Over the past year, we at Fresco Capital have had a lot of questions from our portfolio companies on Initial Coin Offerings (ICOs). Most of them were asking, “Should we consider doing an ICO?” Given the unforgiving volatility of cryptocurrencies, and the potential legal ramifications of an ICO (e.g. the US Securities and Exchange Commission (SEC) issued warnings on ICOs), we thought it would be a good idea to provide some guidance on the topic.
In addition to helping our existing portfolio companies navigate the choice to do an ICO or not, we have also been evaluating an influx of crypto-related dealflow (we passed on many, and have invested in one). Throughout that process, we learned firsthand that finding the right information to make a decision on an ICO is just as, if not more difficult, than actually doing one!

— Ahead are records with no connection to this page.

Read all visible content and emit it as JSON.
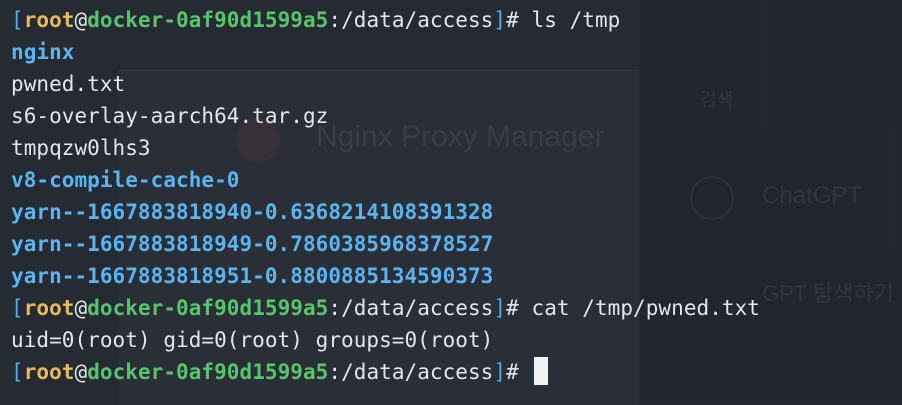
{
  "background_text": {
    "app_title": "Nginx Proxy Manager",
    "chatgpt": "ChatGPT",
    "gpt_search": "GPT 탐색하기",
    "search": "검색"
  },
  "prompt": {
    "open_bracket": "[",
    "user": "root",
    "at": "@",
    "host": "docker-0af90d1599a5",
    "colon": ":",
    "path": "/data/access",
    "close_bracket": "]",
    "symbol": "#"
  },
  "commands": {
    "ls": "ls /tmp",
    "cat": "cat /tmp/pwned.txt"
  },
  "ls_output": [
    {
      "name": "nginx",
      "type": "dir"
    },
    {
      "name": "pwned.txt",
      "type": "file"
    },
    {
      "name": "s6-overlay-aarch64.tar.gz",
      "type": "file"
    },
    {
      "name": "tmpqzw0lhs3",
      "type": "file"
    },
    {
      "name": "v8-compile-cache-0",
      "type": "dir"
    },
    {
      "name": "yarn--1667883818940-0.6368214108391328",
      "type": "dir"
    },
    {
      "name": "yarn--1667883818949-0.7860385968378527",
      "type": "dir"
    },
    {
      "name": "yarn--1667883818951-0.8800885134590373",
      "type": "dir"
    }
  ],
  "cat_output": "uid=0(root) gid=0(root) groups=0(root)",
  "colors": {
    "background": "#262a33",
    "bracket": "#5aa8e8",
    "user": "#e6b95a",
    "host": "#57c66b",
    "directory": "#5ab4f0",
    "text": "#e3e6ea"
  }
}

So, we decided to formalize our guidance in a document and distribute it to our entire portfolio, saving the portfolio companies weeks of research of their own. We have reached deep into our global network over the past year to get the best advice for our founders. The entire team at Fresco was involved in putting together a document, everyone from a super engaged intern in Hong Kong, to our Venture Partners, to all three of us General Partners. A few of our own investors or Limited Partners (LPs), have a lot of experience with ICOs, so they helped out as well.

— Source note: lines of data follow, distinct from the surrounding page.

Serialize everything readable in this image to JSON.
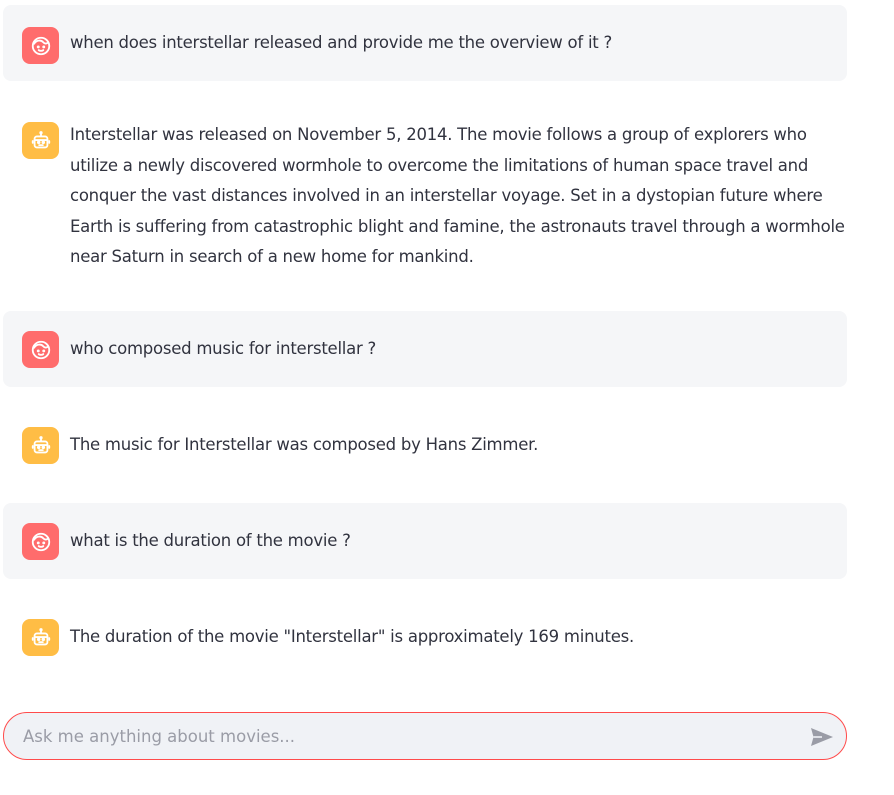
{
  "messages": [
    {
      "role": "user",
      "avatar_icon": "user-face-icon",
      "text": "when does interstellar released and provide me the overview of it ?"
    },
    {
      "role": "assistant",
      "avatar_icon": "robot-icon",
      "text": "Interstellar was released on November 5, 2014. The movie follows a group of explorers who utilize a newly discovered wormhole to overcome the limitations of human space travel and conquer the vast distances involved in an interstellar voyage. Set in a dystopian future where Earth is suffering from catastrophic blight and famine, the astronauts travel through a wormhole near Saturn in search of a new home for mankind."
    },
    {
      "role": "user",
      "avatar_icon": "user-face-icon",
      "text": "who composed music for interstellar ?"
    },
    {
      "role": "assistant",
      "avatar_icon": "robot-icon",
      "text": "The music for Interstellar was composed by Hans Zimmer."
    },
    {
      "role": "user",
      "avatar_icon": "user-face-icon",
      "text": "what is the duration of the movie ?"
    },
    {
      "role": "assistant",
      "avatar_icon": "robot-icon",
      "text": "The duration of the movie \"Interstellar\" is approximately 169 minutes."
    }
  ],
  "chat_input": {
    "placeholder": "Ask me anything about movies...",
    "value": "",
    "send_icon": "send-icon"
  },
  "colors": {
    "user_avatar": "#ff6c6c",
    "assistant_avatar": "#ffbd45",
    "user_bubble": "#f5f6f8",
    "input_border": "#ff4b4b",
    "input_background": "#f0f2f6",
    "text": "#31333f"
  }
}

The first version was sent to our portfolio companies, advisors, and some investors a few months ago. We’ve been told that most of our founders didn’t realize:
· ICOs take longer (4–6 months) and are more costly ($500k-$1m) than expected
· The classification of your token as either security or utility has massive legal, tax, regulatory, and economic consequences.
· The jurisdiction for your issuance is critical.
Since it was first published, some of our founders and investors have contributed back to the document, as well as asked if they can share it with their friends at other startups. Given it is such a quickly evolving market, we thought the best strategy would be to open source the document so that it can be a living, breathing, and evolving resource for the entire startup ecosystem.
You can access and contribute to the guide here: